Each line of the records that holds "name" should be shown in full.

(Excerpts from a dataset)

☆ ☆ ☆

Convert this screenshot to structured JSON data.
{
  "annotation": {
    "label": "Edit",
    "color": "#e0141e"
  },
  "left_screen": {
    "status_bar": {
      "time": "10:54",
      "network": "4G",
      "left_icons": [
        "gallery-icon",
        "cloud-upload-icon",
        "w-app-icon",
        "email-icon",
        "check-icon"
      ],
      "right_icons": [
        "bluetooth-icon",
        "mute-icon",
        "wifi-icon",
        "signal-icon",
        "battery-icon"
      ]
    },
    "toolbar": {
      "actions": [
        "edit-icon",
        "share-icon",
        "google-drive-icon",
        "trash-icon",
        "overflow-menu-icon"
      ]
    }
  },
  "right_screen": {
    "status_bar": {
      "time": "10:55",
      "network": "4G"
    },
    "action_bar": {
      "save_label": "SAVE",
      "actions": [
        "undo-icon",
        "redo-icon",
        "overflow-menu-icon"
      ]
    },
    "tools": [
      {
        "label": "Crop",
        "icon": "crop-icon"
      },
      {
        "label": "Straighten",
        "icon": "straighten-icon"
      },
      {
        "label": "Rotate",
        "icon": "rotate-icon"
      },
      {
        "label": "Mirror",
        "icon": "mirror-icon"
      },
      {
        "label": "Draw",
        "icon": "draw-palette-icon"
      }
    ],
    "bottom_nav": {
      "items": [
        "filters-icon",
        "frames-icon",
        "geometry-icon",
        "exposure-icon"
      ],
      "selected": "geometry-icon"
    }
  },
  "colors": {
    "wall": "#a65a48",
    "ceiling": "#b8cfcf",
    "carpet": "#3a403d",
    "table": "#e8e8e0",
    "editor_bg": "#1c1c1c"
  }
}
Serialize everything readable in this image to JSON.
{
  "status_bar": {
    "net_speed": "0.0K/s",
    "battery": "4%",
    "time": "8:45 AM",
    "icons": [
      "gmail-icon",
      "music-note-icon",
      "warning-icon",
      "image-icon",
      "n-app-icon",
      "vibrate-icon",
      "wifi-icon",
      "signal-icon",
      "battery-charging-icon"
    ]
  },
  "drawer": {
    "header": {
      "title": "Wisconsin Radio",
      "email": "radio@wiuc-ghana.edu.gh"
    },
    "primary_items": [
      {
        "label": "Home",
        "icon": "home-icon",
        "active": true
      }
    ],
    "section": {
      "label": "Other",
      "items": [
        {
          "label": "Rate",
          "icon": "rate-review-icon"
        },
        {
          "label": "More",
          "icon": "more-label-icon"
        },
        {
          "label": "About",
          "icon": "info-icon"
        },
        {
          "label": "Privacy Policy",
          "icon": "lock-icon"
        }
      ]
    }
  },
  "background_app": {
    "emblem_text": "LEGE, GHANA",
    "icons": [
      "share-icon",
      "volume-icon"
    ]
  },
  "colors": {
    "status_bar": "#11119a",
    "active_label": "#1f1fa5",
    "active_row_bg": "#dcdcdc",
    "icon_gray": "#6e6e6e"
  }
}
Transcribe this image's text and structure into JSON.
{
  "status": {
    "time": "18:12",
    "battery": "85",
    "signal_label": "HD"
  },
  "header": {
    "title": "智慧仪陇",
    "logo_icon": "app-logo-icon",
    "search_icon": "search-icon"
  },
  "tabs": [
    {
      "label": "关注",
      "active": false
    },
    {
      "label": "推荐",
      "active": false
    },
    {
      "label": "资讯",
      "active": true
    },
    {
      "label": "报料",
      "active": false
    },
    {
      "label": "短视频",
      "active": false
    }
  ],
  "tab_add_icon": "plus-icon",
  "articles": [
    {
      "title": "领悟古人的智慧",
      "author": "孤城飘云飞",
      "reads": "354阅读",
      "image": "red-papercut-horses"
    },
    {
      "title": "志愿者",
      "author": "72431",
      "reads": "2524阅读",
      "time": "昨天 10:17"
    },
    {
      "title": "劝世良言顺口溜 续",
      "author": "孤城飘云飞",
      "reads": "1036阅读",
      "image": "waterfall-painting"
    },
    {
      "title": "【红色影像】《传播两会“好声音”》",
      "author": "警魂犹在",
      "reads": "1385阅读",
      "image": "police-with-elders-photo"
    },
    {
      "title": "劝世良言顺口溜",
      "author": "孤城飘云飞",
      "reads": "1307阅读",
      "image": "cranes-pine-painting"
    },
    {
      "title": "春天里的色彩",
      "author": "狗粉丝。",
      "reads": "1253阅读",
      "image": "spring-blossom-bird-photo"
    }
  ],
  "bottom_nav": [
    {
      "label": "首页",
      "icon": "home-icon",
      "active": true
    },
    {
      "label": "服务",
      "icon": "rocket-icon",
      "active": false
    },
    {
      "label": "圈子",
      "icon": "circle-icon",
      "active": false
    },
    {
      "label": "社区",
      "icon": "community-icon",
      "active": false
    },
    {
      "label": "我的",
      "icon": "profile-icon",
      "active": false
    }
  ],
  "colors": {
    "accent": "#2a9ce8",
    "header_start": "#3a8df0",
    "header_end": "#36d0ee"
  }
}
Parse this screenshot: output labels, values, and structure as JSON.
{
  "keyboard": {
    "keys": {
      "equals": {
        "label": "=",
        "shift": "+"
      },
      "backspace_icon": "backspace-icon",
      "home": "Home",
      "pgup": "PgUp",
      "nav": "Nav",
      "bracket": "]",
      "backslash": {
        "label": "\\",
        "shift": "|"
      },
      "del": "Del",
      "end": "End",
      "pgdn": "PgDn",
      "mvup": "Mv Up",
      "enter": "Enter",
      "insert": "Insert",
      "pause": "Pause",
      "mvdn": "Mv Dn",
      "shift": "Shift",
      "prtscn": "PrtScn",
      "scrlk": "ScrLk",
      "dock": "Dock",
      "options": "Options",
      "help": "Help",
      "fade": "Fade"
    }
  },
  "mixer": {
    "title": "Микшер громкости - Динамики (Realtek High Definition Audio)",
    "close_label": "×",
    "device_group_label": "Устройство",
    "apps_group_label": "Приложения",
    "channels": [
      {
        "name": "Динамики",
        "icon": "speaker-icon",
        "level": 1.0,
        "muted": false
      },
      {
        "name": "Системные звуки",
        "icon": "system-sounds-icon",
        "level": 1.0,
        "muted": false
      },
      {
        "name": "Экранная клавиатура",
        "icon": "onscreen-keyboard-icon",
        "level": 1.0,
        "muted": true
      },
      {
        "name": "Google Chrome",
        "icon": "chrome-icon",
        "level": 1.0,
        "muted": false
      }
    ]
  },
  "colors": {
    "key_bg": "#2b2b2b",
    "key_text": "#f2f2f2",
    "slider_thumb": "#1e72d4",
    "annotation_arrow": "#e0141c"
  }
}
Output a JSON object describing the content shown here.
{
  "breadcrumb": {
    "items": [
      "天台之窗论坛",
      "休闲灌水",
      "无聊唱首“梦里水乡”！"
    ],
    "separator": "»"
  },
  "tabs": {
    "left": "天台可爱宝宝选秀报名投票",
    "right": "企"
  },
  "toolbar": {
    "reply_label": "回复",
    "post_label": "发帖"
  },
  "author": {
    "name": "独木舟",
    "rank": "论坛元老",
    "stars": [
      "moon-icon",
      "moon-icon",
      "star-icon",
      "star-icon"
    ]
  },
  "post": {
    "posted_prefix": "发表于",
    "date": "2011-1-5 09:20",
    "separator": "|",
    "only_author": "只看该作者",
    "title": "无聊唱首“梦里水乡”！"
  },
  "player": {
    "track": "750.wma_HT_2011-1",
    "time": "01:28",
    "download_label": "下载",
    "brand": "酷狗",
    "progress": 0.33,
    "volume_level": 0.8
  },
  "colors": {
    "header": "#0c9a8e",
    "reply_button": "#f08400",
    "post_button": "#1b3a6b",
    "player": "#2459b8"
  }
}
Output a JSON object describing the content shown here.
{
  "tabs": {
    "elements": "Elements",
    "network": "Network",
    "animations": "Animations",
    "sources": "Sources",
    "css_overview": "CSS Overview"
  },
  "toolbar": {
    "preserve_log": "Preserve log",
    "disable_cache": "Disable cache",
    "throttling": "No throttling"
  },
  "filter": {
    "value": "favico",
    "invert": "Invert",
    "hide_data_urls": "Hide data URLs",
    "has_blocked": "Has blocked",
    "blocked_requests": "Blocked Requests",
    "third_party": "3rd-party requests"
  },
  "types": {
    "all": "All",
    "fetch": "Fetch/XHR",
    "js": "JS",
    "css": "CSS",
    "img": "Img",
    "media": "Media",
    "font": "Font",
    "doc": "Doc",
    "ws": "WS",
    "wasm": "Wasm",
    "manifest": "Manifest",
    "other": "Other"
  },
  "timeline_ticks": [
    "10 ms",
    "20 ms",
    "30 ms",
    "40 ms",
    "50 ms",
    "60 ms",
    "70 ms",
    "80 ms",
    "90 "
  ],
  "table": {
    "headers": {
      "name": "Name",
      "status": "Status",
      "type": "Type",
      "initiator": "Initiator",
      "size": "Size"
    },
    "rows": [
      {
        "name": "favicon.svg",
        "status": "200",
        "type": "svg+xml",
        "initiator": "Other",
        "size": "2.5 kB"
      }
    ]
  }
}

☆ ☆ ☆

Task response:
        "name": "Динамики",
        "name": "Системные звуки",
        "name": "Экранная клавиатура",
        "name": "Google Chrome",
    "name": "独木舟",
      "name": "Name",
        "name": "favicon.svg",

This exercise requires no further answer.